Litigation is document driven— the more complex the case, the more voluminous the documents. Presenting a mountain of evidence to judges and juries, however, can pose real challenges when considering time constraints and even shorter attention spans. Fortunately, the rules of evidence provide litigators with a useful tool to overcome these hurdles. Texas Rule of Evidence 1006 allows parties to use summaries, charts, and calculations to prove the content of voluminous writings, recordings, or photographs that cannot be conveniently examined in court, and which are otherwise admissible.
Below are a few examples of cases where summaries have been used to prove up voluminous records:
- Invoices from approximately three dozen subcontractors to prove construction costs. See Duncan Dev., Inc. v. Haney, 634 S.W.2d 811, 812-13 (Tex. 1982).
- Telephone call logs and bills. See Johnson v. State, 208 S.W.3d 478, 507-10 (Tex. Crim. App. 2006).
- Damages in an attorney-fee splitting case. See Shaw v. Lemon, 427 S.W.3d 536, 544-45 (Tex. App.— Dallas 2014, pet. denied).
- Capital improvement expenses. See Moroch v. Collins, 174 S.W.3d 849, 865 (Tex. App.—Dallas 2005, pet. denied).
- A divorcing couple’s accounting records. See Welder v. Welder, 794 S.W.2d 420, 429 (Tex. App.—Corpus Christi 1990, no writ).
For a summary to be admissible under Rule 1006, the underlying records must: (1) be voluminous; (2) have been made available to the opponent for a reasonable period of time to afford inspection and an opportunity for cross-examination; and (3) be admissible. See Harpst v. Fleming, 566 S.W.3d 898, 908-09 (Tex. App.—Houston [14th Dist.] 2018, no pet.).
The first step in determining whether you can use a Rule 1006 summary is to assess whether you are dealing with “voluminous” evidence. Whether evidence is considered voluminous under Rule 1006 depends on the particular facts of the case. At least one court held that as few as 87 pages of data was sufficiently voluminous for Rule 1006 to apply. See CM Asfahl Agency v. Tensor Inc., 135 S.W.3d 768, 800 (Tex. App.—Houston [1st Dist.] 2004, no pet.).
Be sure to provide your opponent the opportunity to inspect the underlying documents you intend to summarize. Often this requirement is satisfied if the documents have been produced during discovery. If the underlying documents have not already been produced in discovery, be sure to provide your opponent sufficient time to inspect the documents before trial, otherwise you will risk an objection and the court could exclude your summary. See Tex. R. Evid. 1006; Shaw, 427 S.W.3d at 544-45 (noting that the underlying records must be made available for the opponent’s inspection, but not the summary itself).

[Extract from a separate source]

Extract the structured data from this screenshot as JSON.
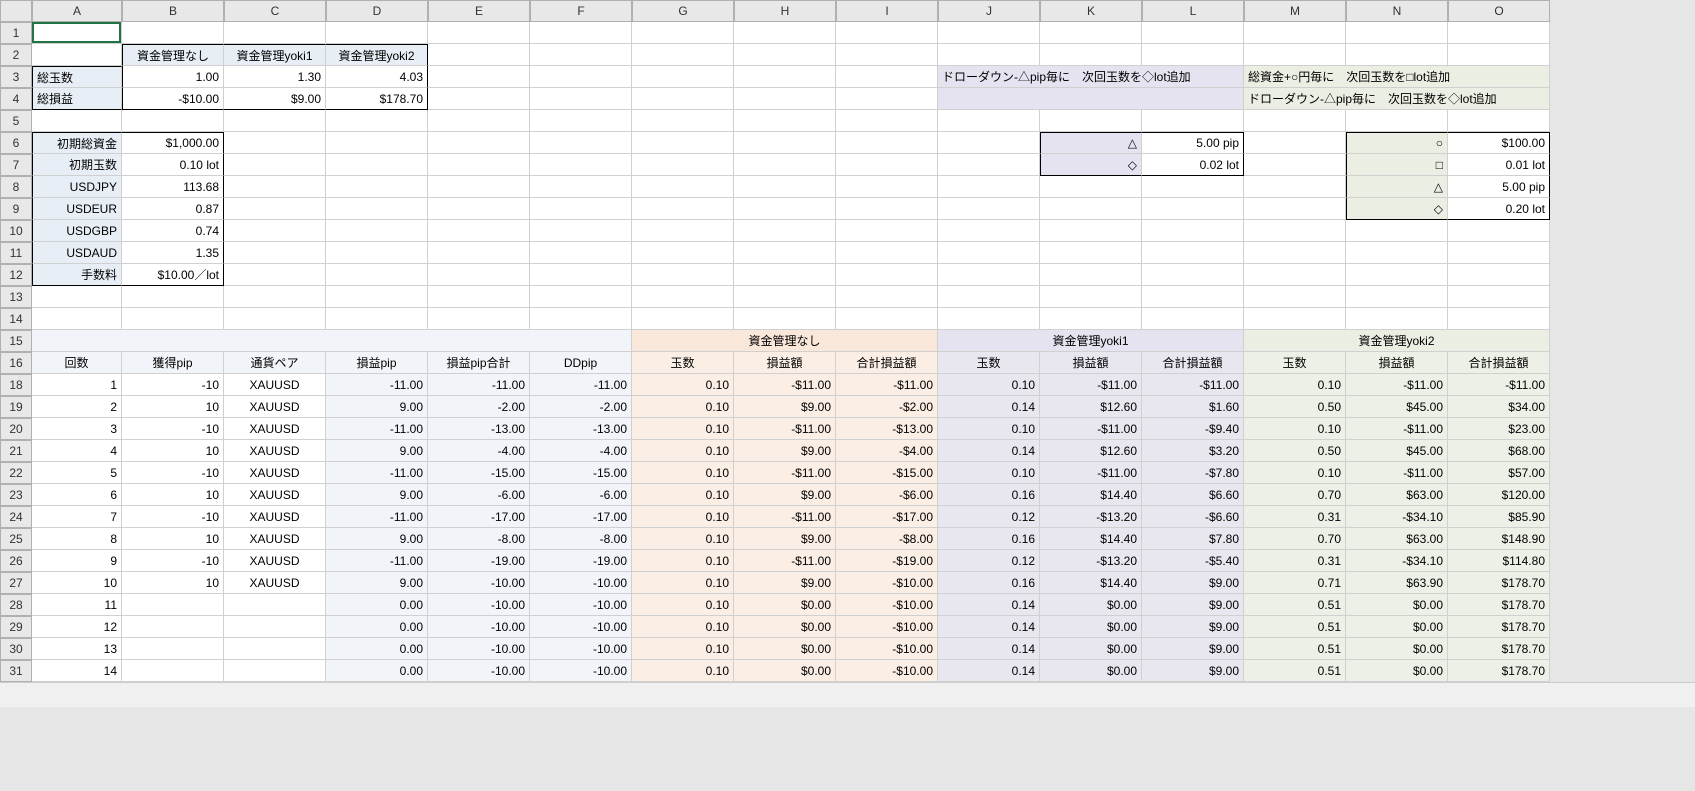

Finally, ensure that the underlying documents are admissible and that the summary is accurate. Harpst, 566 S.W.3d at 909. While Rule 1006 explicitly requires the underlying documents to be admissible, at least one court has noted that Rule 1006 does not require that they be admitted. Moroch, 174 S.W.3d at 865. Rule 1006 also does not require the person who prepared the summary to sponsor it, but courts have recognized the difficulty of authenticating and establishing a summary’s accuracy without the person who prepared it. See Harpst, 566 S.W.3d at 909 n.8.
Rule 1006’s broad application gives attorneys the opportunity to creatively and persuasively use summaries in presenting their evidence. The example at the top of this page illustrates one of many possible ways to use Rule 1006 to summarize years of data into a simple, yet effective, presentation of voluminous evidence.
The next time you are dealing with voluminous evidence, consider simplifying your evidence by summarizing it under Rule 1006. If you do it correctly, the judge and jury will likely thank you! Santos Vargas